• **Exercise requirements**: Each entry must be output exactly as it appears.

• **Exercise materials**:
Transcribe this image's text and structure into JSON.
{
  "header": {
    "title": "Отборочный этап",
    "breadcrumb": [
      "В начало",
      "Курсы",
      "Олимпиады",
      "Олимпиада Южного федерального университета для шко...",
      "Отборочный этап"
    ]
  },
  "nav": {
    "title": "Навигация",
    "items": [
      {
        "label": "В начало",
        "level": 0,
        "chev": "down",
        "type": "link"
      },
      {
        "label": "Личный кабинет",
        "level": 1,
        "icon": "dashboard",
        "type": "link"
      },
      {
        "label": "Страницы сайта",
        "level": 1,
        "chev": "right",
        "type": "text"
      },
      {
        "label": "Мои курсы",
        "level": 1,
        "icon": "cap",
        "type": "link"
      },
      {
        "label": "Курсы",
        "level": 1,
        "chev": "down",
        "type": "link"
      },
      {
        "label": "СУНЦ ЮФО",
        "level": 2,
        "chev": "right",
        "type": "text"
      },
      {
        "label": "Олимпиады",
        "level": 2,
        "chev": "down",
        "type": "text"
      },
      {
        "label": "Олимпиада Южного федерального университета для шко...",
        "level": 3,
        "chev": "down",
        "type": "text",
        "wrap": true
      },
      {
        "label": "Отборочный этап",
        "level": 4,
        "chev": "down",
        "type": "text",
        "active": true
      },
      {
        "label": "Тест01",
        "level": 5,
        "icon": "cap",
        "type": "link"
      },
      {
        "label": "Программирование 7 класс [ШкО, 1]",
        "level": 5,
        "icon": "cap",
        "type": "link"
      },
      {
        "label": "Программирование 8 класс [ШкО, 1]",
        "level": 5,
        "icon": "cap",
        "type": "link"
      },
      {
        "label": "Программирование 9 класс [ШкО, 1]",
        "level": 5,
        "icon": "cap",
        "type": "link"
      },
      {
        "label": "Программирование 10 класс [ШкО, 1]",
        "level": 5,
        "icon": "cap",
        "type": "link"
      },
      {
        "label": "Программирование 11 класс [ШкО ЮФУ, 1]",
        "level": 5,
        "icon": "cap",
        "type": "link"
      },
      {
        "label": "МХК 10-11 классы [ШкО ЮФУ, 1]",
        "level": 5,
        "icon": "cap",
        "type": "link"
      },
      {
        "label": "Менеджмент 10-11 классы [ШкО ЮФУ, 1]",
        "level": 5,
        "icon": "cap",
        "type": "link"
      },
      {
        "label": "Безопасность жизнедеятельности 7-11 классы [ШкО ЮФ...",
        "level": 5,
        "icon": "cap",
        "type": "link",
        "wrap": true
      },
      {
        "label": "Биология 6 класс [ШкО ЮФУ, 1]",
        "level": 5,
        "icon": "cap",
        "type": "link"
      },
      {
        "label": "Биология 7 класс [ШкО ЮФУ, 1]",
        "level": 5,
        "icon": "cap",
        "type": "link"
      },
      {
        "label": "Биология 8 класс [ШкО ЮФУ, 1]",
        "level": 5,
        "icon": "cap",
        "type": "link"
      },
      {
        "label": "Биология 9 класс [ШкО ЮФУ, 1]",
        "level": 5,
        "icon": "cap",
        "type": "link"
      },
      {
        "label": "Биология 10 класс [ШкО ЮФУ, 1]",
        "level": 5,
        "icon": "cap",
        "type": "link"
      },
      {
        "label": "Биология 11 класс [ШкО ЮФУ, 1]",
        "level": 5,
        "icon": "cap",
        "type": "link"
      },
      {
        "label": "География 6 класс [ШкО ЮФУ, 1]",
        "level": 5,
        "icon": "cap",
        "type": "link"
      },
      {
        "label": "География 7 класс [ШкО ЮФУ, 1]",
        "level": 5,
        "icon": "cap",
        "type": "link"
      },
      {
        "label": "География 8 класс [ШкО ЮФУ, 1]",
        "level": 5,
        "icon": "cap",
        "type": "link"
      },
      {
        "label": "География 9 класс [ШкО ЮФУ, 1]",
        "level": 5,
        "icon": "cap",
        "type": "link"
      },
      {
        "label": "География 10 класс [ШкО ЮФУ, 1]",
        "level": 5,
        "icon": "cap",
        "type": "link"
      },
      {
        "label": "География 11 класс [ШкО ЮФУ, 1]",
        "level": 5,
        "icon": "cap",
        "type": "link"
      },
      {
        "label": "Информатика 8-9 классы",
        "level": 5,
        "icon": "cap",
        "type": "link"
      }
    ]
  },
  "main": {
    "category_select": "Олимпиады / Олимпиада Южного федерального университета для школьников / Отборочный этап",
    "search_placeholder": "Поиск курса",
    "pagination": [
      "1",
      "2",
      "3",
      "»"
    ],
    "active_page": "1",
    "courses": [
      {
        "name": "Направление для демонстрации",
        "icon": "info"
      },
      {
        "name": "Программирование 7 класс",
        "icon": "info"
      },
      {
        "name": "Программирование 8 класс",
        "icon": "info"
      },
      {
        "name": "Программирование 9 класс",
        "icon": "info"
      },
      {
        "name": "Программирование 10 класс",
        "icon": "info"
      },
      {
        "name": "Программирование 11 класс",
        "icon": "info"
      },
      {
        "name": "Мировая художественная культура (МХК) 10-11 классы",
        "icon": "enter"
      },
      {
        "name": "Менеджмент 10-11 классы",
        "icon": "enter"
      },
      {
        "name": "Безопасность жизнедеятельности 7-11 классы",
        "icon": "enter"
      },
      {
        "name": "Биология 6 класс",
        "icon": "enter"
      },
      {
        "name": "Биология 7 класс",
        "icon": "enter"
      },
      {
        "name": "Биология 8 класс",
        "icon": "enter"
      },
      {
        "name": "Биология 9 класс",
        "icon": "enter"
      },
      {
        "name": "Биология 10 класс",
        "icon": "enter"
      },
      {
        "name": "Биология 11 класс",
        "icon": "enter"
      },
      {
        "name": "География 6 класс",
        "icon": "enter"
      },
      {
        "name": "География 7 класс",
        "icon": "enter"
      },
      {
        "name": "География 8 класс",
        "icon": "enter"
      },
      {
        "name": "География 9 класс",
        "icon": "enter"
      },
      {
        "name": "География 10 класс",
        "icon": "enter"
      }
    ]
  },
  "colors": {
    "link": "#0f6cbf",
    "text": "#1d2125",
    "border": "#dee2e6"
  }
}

• **Task solution**:
Transcribe this image's text and structure into JSON.
{
  "header": {
    "title": "Отборочный этап",
    "breadcrumb": [
      "В начало",
      "Курсы",
      "Олимпиады",
      "Олимпиада Южного федерального университета для шко...",
      "Отборочный этап"
    ]
  },
  "nav": {
    "title": "Навигация",
    "items": [
      {
        "label": "В начало",
        "level": 0,
        "chev": "down",
        "type": "link"
      },
      {
        "label": "Личный кабинет",
        "level": 1,
        "icon": "dashboard",
        "type": "link"
      },
      {
        "label": "Страницы сайта",
        "level": 1,
        "chev": "right",
        "type": "text"
      },
      {
        "label": "Мои курсы",
        "level": 1,
        "icon": "cap",
        "type": "link"
      },
      {
        "label": "Курсы",
        "level": 1,
        "chev": "down",
        "type": "link"
      },
      {
        "label": "СУНЦ ЮФО",
        "level": 2,
        "chev": "right",
        "type": "text"
      },
      {
        "label": "Олимпиады",
        "level": 2,
        "chev": "down",
        "type": "text"
      },
      {
        "label": "Олимпиада Южного федерального университета для шко...",
        "level": 3,
        "chev": "down",
        "type": "text",
        "wrap": true
      },
      {
        "label": "Отборочный этап",
        "level": 4,
        "chev": "down",
        "type": "text",
        "active": true
      },
      {
        "label": "Тест01",
        "level": 5,
        "icon": "cap",
        "type": "link"
      },
      {
        "label": "Программирование 7 класс [ШкО, 1]",
        "level": 5,
        "icon": "cap",
        "type": "link"
      },
      {
        "label": "Программирование 8 класс [ШкО, 1]",
        "level": 5,
        "icon": "cap",
        "type": "link"
      },
      {
        "label": "Программирование 9 класс [ШкО, 1]",
        "level": 5,
        "icon": "cap",
        "type": "link"
      },
      {
        "label": "Программирование 10 класс [ШкО, 1]",
        "level": 5,
        "icon": "cap",
        "type": "link"
      },
      {
        "label": "Программирование 11 класс [ШкО ЮФУ, 1]",
        "level": 5,
        "icon": "cap",
        "type": "link"
      },
      {
        "label": "МХК 10-11 классы [ШкО ЮФУ, 1]",
        "level": 5,
        "icon": "cap",
        "type": "link"
      },
      {
        "label": "Менеджмент 10-11 классы [ШкО ЮФУ, 1]",
        "level": 5,
        "icon": "cap",
        "type": "link"
      },
      {
        "label": "Безопасность жизнедеятельности 7-11 классы [ШкО ЮФ...",
        "level": 5,
        "icon": "cap",
        "type": "link",
        "wrap": true
      },
      {
        "label": "Биология 6 класс [ШкО ЮФУ, 1]",
        "level": 5,
        "icon": "cap",
        "type": "link"
      },
      {
        "label": "Биология 7 класс [ШкО ЮФУ, 1]",
        "level": 5,
        "icon": "cap",
        "type": "link"
      },
      {
        "label": "Биология 8 класс [ШкО ЮФУ, 1]",
        "level": 5,
        "icon": "cap",
        "type": "link"
      },
      {
        "label": "Биология 9 класс [ШкО ЮФУ, 1]",
        "level": 5,
        "icon": "cap",
        "type": "link"
      },
      {
        "label": "Биология 10 класс [ШкО ЮФУ, 1]",
        "level": 5,
        "icon": "cap",
        "type": "link"
      },
      {
        "label": "Биология 11 класс [ШкО ЮФУ, 1]",
        "level": 5,
        "icon": "cap",
        "type": "link"
      },
      {
        "label": "География 6 класс [ШкО ЮФУ, 1]",
        "level": 5,
        "icon": "cap",
        "type": "link"
      },
      {
        "label": "География 7 класс [ШкО ЮФУ, 1]",
        "level": 5,
        "icon": "cap",
        "type": "link"
      },
      {
        "label": "География 8 класс [ШкО ЮФУ, 1]",
        "level": 5,
        "icon": "cap",
        "type": "link"
      },
      {
        "label": "География 9 класс [ШкО ЮФУ, 1]",
        "level": 5,
        "icon": "cap",
        "type": "link"
      },
      {
        "label": "География 10 класс [ШкО ЮФУ, 1]",
        "level": 5,
        "icon": "cap",
        "type": "link"
      },
      {
        "label": "География 11 класс [ШкО ЮФУ, 1]",
        "level": 5,
        "icon": "cap",
        "type": "link"
      },
      {
        "label": "Информатика 8-9 классы",
        "level": 5,
        "icon": "cap",
        "type": "link"
      }
    ]
  },
  "main": {
    "category_select": "Олимпиады / Олимпиада Южного федерального университета для школьников / Отборочный этап",
    "search_placeholder": "Поиск курса",
    "pagination": [
      "1",
      "2",
      "3",
      "»"
    ],
    "active_page": "1",
    "courses": [
      {
        "name": "Направление для демонстрации",
        "icon": "info"
      },
      {
        "name": "Программирование 7 класс",
        "icon": "info"
      },
      {
        "name": "Программирование 8 класс",
        "icon": "info"
      },
      {
        "name": "Программирование 9 класс",
        "icon": "info"
      },
      {
        "name": "Программирование 10 класс",
        "icon": "info"
      },
      {
        "name": "Программирование 11 класс",
        "icon": "info"
      },
      {
        "name": "Мировая художественная культура (МХК) 10-11 классы",
        "icon": "enter"
      },
      {
        "name": "Менеджмент 10-11 классы",
        "icon": "enter"
      },
      {
        "name": "Безопасность жизнедеятельности 7-11 классы",
        "icon": "enter"
      },
      {
        "name": "Биология 6 класс",
        "icon": "enter"
      },
      {
        "name": "Биология 7 класс",
        "icon": "enter"
      },
      {
        "name": "Биология 8 класс",
        "icon": "enter"
      },
      {
        "name": "Биология 9 класс",
        "icon": "enter"
      },
      {
        "name": "Биология 10 класс",
        "icon": "enter"
      },
      {
        "name": "Биология 11 класс",
        "icon": "enter"
      },
      {
        "name": "География 6 класс",
        "icon": "enter"
      },
      {
        "name": "География 7 класс",
        "icon": "enter"
      },
      {
        "name": "География 8 класс",
        "icon": "enter"
      },
      {
        "name": "География 9 класс",
        "icon": "enter"
      },
      {
        "name": "География 10 класс",
        "icon": "enter"
      }
    ]
  },
  "colors": {
    "link": "#0f6cbf",
    "text": "#1d2125",
    "border": "#dee2e6"
  }
}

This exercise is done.